Anarchism and Other Essays, by Emma Goldman begins with a discussion about what anarchism really stands for. How befitting is it, as a philosophy based on liberty unrestricted by man-made law; the theory that all forms of government rest on violence, and are therefore wrong and harmful, as well as unnecessary.
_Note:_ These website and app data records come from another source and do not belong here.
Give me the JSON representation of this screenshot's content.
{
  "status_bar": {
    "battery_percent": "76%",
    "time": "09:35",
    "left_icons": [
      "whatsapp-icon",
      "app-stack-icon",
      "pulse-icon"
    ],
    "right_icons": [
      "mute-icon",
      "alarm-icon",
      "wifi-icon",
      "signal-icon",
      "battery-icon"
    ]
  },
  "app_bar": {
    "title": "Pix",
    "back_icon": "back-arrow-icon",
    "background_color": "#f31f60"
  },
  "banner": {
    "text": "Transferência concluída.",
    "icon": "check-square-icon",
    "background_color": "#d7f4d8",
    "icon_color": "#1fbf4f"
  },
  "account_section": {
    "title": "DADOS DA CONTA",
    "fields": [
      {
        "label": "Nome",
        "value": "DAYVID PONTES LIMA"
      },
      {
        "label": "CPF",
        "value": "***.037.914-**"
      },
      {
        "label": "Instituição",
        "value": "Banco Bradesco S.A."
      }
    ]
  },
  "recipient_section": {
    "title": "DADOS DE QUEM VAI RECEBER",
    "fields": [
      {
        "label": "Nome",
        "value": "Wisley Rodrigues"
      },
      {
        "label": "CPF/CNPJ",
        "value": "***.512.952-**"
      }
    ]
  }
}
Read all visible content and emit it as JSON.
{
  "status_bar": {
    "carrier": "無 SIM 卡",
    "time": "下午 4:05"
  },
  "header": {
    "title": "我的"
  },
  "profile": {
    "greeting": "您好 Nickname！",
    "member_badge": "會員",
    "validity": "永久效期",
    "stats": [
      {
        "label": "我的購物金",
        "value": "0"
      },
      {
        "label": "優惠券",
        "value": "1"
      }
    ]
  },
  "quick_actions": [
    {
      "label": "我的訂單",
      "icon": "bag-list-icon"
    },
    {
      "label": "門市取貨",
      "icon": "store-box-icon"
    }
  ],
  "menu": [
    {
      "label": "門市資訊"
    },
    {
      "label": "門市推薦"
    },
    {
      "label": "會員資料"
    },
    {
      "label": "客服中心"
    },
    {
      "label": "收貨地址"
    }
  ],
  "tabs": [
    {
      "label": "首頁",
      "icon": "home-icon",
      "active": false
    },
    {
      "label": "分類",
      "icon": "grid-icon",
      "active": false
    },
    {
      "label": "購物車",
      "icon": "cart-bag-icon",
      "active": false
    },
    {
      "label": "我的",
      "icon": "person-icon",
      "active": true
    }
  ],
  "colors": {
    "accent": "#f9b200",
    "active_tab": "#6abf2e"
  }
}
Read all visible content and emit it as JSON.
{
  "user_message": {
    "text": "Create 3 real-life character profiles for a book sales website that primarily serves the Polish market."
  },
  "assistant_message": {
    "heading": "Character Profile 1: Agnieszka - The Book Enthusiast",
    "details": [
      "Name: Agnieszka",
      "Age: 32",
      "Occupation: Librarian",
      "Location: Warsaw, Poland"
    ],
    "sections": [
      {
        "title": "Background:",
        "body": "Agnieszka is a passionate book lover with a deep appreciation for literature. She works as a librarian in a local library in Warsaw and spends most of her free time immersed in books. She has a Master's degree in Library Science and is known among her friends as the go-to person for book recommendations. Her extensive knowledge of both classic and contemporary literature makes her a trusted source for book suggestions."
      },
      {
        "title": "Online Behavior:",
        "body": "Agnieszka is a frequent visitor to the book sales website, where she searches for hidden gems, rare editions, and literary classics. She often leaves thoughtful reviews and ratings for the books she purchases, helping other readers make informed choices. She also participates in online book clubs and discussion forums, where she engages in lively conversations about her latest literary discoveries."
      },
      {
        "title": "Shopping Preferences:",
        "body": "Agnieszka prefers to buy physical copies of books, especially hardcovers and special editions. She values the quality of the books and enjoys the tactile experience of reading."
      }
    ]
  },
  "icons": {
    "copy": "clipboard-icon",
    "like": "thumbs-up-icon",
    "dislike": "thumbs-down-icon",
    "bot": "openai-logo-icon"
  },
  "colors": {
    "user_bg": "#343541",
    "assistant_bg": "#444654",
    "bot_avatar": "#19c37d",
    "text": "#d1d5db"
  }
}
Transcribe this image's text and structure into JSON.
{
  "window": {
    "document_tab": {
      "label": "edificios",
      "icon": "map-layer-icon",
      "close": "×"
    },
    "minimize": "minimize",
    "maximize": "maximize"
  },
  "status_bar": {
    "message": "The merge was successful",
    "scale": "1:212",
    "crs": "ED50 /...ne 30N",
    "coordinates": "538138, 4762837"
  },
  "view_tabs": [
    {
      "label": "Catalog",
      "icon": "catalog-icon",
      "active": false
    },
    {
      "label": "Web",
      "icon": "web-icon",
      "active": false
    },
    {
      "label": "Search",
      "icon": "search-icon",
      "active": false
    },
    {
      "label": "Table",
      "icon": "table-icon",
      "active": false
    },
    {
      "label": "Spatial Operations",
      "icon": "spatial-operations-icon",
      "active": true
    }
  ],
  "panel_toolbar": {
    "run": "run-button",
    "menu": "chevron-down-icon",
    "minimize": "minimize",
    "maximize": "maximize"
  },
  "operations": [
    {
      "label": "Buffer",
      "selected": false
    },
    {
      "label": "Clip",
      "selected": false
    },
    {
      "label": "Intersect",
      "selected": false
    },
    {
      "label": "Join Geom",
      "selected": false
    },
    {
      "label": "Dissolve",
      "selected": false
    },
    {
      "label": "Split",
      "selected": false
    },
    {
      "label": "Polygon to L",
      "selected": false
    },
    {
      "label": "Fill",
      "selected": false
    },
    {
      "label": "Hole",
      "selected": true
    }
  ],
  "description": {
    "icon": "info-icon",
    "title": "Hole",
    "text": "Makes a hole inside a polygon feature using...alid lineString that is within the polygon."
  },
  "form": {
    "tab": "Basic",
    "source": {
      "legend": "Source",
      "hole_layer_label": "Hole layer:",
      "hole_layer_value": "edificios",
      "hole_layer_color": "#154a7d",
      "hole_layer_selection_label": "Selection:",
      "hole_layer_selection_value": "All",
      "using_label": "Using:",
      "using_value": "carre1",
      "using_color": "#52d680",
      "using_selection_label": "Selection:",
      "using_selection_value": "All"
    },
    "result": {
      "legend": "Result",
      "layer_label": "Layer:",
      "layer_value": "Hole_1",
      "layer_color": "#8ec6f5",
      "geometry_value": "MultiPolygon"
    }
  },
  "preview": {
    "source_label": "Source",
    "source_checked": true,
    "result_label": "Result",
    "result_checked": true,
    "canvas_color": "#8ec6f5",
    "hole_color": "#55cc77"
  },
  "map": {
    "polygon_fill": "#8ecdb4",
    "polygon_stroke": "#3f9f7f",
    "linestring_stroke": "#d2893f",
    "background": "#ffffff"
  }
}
Anarchism directs its forces against the third and greatest foe of all social equality; namely, the State, organized authority, or statutory law,—the dominion of human conduct. Just as religion has fettered the human mind, and as property, or the monopoly of things, has subdued and stifled man's needs, so has the State enslaved his spirit, dictating every phase of conduct. Also, this book mentions that law, instead of making man a whit more just, is making them more prone to finding solace in injustice. And by destroying government and statutory laws, Anarchism proposes to rescue the self-respect and independence of the individual from all restraint and invasion by authority. Anarchism, thus stands for liberation from the dominion of religion, from the dominion of property, and also from the shackles and restraint of government.
Then come the other fundamental issues with politics. Political aspirants will find their path of good intentions full of pitfalls: wire-pulling, intriguing, flattering, lying, and cheating; in fact, chicanery of every description. Or they will feel intimidated by the tyranny of a compromising majority or a stubborn minority. Or how unsettling is patriotism, as a menace to liberty.
Discussions on prostitution, women’s suffrage, marriage, love and issues of emancipation of women, bring the book to a close.